### SOURCE DATA
•••

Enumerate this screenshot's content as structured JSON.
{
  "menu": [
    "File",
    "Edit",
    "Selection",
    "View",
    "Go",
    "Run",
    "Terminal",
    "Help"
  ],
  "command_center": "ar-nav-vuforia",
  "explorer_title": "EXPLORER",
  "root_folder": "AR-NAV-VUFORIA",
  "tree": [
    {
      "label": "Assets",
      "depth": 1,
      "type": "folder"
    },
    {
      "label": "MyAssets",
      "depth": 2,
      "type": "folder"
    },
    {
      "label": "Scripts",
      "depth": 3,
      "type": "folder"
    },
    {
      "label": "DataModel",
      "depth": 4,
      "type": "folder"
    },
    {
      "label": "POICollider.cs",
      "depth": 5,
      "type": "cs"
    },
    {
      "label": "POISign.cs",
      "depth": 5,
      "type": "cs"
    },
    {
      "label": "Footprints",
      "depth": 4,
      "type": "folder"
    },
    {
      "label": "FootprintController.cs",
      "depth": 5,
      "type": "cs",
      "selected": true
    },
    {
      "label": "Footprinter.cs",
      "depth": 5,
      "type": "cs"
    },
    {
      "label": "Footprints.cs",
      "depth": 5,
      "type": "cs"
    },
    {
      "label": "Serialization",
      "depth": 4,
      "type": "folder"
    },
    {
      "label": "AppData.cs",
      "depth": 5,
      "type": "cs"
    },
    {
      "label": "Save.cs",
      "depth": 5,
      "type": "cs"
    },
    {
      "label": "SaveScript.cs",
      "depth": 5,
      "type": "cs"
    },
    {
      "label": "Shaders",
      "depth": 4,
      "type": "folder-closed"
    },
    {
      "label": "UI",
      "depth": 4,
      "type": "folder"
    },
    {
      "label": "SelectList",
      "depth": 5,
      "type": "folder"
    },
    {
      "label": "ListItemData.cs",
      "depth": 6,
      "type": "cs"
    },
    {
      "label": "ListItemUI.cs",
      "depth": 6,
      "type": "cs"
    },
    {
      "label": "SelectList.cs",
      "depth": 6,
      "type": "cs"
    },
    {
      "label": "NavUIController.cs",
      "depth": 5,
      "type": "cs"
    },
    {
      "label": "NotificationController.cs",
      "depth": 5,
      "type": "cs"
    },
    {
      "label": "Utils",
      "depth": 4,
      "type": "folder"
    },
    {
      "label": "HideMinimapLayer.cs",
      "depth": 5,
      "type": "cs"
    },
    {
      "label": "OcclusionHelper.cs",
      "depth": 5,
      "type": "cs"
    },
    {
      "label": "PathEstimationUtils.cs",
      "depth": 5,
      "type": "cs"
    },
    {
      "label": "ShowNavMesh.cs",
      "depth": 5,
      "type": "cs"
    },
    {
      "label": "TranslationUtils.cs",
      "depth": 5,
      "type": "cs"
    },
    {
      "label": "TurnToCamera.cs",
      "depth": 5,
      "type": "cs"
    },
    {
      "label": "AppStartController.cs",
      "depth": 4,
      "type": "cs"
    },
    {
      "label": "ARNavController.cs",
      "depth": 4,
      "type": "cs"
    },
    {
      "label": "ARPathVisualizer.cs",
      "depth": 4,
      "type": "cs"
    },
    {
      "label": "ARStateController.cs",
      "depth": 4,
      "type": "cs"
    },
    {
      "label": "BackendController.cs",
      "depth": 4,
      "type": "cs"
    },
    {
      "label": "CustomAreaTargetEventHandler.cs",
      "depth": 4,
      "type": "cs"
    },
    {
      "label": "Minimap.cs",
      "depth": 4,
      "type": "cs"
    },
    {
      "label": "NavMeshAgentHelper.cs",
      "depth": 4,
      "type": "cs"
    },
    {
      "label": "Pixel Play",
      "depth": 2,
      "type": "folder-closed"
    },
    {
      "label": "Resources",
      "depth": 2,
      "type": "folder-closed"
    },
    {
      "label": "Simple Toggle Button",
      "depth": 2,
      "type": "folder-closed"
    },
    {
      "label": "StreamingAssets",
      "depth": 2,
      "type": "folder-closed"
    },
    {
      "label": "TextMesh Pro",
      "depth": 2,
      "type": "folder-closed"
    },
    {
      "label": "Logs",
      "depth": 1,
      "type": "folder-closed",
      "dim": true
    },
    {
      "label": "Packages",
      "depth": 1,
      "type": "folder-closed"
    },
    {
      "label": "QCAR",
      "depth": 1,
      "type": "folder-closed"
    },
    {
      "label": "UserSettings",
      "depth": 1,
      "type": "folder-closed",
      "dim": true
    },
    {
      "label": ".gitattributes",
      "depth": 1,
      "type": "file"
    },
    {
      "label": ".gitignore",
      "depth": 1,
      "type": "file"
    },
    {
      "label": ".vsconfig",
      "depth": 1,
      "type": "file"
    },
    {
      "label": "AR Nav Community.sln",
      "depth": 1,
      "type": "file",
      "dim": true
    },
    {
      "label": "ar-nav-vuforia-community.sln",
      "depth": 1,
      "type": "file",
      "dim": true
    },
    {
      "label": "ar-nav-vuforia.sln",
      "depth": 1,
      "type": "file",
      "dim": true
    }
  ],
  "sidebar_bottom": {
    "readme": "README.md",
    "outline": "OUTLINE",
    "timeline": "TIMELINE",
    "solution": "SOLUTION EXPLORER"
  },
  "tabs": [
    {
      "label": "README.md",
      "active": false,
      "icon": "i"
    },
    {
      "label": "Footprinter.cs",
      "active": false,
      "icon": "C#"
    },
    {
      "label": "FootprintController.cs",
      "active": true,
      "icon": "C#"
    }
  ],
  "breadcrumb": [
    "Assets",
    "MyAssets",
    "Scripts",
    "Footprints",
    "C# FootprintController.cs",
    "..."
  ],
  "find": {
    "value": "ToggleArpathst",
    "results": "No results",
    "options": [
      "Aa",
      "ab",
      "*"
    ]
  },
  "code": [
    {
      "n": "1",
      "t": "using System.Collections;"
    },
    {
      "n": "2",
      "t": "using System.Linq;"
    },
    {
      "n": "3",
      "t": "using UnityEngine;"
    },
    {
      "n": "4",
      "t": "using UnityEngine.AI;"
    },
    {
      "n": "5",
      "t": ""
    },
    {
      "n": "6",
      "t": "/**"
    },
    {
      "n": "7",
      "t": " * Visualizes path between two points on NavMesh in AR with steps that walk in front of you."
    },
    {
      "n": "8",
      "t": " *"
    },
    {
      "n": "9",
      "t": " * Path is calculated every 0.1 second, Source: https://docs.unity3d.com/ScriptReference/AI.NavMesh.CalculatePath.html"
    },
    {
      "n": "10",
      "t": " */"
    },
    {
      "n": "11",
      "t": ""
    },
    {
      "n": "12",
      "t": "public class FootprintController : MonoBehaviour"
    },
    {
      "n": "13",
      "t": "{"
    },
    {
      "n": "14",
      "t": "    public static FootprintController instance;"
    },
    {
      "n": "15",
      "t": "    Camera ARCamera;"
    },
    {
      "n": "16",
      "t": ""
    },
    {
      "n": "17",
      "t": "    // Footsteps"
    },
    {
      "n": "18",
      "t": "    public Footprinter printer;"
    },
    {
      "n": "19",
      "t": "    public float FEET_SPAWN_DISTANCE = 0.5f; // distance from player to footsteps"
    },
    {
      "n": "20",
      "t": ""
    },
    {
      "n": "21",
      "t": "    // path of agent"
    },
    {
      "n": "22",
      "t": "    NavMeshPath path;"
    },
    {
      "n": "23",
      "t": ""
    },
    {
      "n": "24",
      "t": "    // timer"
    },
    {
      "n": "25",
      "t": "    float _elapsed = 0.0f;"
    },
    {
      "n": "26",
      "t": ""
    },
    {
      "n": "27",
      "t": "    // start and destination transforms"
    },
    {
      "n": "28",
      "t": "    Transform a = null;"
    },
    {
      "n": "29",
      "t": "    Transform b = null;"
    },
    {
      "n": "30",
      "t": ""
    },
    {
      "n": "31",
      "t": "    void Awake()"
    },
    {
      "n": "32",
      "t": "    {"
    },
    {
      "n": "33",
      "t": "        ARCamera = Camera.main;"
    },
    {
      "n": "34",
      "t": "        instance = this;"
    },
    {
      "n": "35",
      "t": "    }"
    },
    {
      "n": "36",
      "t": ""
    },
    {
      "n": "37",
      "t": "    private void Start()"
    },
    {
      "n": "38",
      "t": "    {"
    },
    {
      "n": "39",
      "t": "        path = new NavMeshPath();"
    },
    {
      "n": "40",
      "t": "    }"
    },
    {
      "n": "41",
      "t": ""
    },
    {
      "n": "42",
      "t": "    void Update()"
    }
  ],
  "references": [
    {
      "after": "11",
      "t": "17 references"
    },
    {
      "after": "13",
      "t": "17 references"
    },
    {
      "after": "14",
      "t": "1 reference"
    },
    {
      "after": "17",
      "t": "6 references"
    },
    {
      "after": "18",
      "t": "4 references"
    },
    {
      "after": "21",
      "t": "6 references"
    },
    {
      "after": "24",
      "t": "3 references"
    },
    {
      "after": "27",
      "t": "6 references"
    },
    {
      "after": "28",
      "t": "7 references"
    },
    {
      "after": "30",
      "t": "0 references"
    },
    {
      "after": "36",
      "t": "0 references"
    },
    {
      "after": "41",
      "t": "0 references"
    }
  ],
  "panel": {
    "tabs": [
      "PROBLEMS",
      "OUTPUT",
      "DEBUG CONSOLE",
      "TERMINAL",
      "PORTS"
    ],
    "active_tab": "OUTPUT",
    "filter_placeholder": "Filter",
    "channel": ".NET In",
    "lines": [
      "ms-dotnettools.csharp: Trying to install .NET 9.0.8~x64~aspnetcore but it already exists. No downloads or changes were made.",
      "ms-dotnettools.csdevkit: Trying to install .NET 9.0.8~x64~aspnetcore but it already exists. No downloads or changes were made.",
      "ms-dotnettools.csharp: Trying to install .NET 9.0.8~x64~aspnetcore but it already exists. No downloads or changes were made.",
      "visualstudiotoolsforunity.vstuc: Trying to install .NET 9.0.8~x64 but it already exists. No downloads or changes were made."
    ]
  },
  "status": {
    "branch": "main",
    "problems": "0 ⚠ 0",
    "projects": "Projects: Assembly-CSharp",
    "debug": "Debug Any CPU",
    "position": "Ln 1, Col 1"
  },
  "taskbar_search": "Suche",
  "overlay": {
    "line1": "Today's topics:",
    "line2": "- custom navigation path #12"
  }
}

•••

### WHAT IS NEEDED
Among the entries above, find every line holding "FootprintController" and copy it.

### SOLUTION FOR THIS TASK
      "label": "FootprintController.cs",
      "label": "FootprintController.cs",
    "C# FootprintController.cs",
      "t": "public class FootprintController : MonoBehaviour"
      "t": "    public static FootprintController instance;"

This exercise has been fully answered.